The Lore of the Corps: Pirate attack brought Marines to Sumatra

By Don Burzynski
Special to the Times

Less than 10 degrees north of the equator on the island of Sumatra is the rich pepper-growing region of Acheen.

Beginning in the 1790s, trading ships from New England stopped along the island’s western coast to exchange Spanish silver for pepper. The spice was valuable not only to flavor and preserve food, it could retail at a 700 percent profit.

In January 1831, the American merchant ship Friendship dropped anchor off the Sumatran town of Quallah Battoo to take on a load of pepper.

While the ship’s commander, Capt. Charles Endicott, was ashore, a band of Malay pirates boarded the ship, murdered much of the crew, looted the cargo and took over the ship.

When Endicott discovered what had happened, he complained to the local chieftain, Mahomet, who promptly put a price on the heads of Endicott and his officers.

Although the ship was recaptured and returned, her owners in New England sent a protest to President Andrew Jackson demanding retribution.

The frigate Potomac, which was equipped with 42 32-pounder cannons, was rigged and ready to sail from New York. Initially under orders to sail to China via Cape Horn and the Pacific, the ship’s route was changed to the Cape of Good Hope and the Indian Ocean.

After sailing for five months, the American frigate, disguised as a Danish East Indiaman, anchored five miles off Quallah Battoo on Feb. 5, 1832.

Before dawn the next morning, 280 Marines and sailors boarded the ship’s longboats and shoved off for the attack, which was the United States’ first official military intervention into Southeast Asia.

Marines were assigned to attack two of the four forts guarding the town; sailors were to attack the others. At dawn, a column led by Marine Lts. Alvin Edson and George Terrett moved forward, while the Marines assigned to the second fort prepared to attack in the jungle behind the town.

Within minutes of the Marine approach, the Malays were alerted. Intense fighting followed. The enemy met the Marines with cannons, muskets and blunderbusses — an early version of a shotgun.

The Marines charged forward, their discipline and ardor compensating for their lack of numbers. The leathernecks broke through the outer walls, blew up the stockade gate and captured the fort, all while wearing dress blues. Edson, with a small guard, pushed through the town to join in the Marine attack on the other fort.
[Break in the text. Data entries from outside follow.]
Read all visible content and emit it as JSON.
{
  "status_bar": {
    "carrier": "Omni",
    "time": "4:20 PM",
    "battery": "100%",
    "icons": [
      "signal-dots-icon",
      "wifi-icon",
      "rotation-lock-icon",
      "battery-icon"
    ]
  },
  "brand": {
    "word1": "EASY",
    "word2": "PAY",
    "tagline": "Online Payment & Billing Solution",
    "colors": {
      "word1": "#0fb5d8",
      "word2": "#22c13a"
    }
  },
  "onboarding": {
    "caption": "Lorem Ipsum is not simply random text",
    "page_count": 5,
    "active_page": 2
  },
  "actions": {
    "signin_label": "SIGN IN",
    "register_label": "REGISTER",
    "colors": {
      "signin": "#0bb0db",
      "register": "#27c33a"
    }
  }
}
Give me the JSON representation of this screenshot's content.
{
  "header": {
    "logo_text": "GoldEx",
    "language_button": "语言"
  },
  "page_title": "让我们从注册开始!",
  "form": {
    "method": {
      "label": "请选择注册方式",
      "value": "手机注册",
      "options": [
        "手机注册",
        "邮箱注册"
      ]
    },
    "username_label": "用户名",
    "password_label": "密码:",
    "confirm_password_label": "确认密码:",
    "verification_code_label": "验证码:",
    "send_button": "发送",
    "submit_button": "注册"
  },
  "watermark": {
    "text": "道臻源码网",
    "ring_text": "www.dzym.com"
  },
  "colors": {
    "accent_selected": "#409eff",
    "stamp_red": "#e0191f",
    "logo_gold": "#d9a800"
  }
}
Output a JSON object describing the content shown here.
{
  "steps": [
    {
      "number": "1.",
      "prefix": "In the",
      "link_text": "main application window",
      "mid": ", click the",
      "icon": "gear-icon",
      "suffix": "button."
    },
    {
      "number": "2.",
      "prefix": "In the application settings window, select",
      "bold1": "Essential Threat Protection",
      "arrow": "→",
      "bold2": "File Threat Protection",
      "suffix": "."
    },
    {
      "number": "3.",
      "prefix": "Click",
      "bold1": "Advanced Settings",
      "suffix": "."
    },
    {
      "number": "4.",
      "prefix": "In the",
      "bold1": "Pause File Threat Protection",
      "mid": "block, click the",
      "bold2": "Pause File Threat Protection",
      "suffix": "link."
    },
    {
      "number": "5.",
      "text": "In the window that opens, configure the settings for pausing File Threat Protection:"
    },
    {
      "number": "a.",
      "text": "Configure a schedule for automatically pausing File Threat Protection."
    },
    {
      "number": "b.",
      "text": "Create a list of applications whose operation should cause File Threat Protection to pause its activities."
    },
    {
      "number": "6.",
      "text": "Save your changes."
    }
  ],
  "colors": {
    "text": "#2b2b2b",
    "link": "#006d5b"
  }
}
As smoke from the attack drifted overhead, Edson and his Marines, along with a detachment of sailors, smashed through the bamboo walls of the second fort and engaged sword-wielding Malays. The majority of the Malays fought to the death; the rest fled into the jungle immediately after the fort was taken.

With the forts dismantled, the town burning, a few Malays hiding in the jungle, and the surf rising, the Americans were recalled. More than 150 Malay pirates, including Mahomet, had been killed.

The next morning, the Potomac moved within a mile of Quallah Battoo and bombarded the town with cannon fire before raising sail and heading for sea.

The author is a War of 1812 re-enactor. He can be reached at dburzynski2003@yahoo.com.